What do Andrea Boccelli, Evelyn Glennie, and Hitoshi Oe all have in common?
Each of these people is a successful professional musician (a vocalist, a percussionist, and a composer who is a pianist), and all are special learners (visually impaired, hearing impaired, and mentally challenged).
These people were able to realize their musical talents because music teachers adapted their instruction to meet their special needs as learners.
Teaching special learners in general music generally has been accepted in music education, but the idea of adapting piano teaching to special learners is less common. The cognitive, physical, and social abilities and disabilities of a "special learner" provide significant challenges to a private or group piano teaching situation.
The teacher will need to be aware of the instructional adaptations that will need to be made in order for these students to succeed in piano study. However, through minor modifications and adaptations of traditional piano teaching techniques and by borrowing techniques used primarily in special education, piano teachers can teach many special learners and include them in their piano studios.
One way to successfully adapt the social environment for special learners is through the informed use of parental involvement strategies. In special education settings, parental involvement is a very important part of the instructional mix.
Students who are special learners can be successful as long as teachers are ready and willing to help them to do so. What we need to do as teachers is to we ask them to do the right things, at the right time, and in the right way.
We may have to adjust our instruction to meet the needs of these students, and may have to seek the assistance of parents, other students in the program, or perhaps using music teachers or music therapists in training to help. Other piano students in piano classes need to be prepared for the inclusion of a "special" student.
Additional self-esteem enhancement and parental involvement strategies may prove useful.

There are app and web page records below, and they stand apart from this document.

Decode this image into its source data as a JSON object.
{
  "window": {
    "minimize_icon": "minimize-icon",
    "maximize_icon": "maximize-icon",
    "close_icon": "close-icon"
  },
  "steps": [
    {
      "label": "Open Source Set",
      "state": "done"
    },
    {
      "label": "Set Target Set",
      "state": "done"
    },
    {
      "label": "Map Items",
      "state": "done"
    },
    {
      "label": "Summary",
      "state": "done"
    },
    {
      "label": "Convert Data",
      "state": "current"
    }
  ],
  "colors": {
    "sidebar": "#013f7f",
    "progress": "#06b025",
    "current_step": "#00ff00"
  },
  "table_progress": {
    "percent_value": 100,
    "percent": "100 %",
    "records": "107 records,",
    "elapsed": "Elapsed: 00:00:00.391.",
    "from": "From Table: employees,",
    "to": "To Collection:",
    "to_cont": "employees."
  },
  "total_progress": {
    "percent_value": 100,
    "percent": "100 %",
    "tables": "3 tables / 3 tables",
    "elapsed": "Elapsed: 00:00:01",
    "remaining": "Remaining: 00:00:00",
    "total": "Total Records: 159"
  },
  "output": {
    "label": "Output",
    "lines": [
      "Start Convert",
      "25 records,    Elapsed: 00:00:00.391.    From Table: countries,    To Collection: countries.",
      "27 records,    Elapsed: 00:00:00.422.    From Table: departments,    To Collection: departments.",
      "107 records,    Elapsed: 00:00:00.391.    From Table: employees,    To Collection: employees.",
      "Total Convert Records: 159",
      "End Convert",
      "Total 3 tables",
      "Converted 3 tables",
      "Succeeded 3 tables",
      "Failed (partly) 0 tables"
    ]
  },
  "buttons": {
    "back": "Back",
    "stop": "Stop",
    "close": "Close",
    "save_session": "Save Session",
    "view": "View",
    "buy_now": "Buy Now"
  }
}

Complex tasks may need to broken down into simpler sub-tasks and music may need to be simplified for the student.
While these suggestions may take addition effort, the rewards are great, because we can help these students to include music as part of their life.
Source: Article by Stephen F. Zdzinski. (Portions of this article are based on an article written by this author, published in the January 2001 edition of the Music Educators Journal). Full article at http://www.music.sc.edu/ea/keyboard/PPF/5.1/5.1.PPFke.html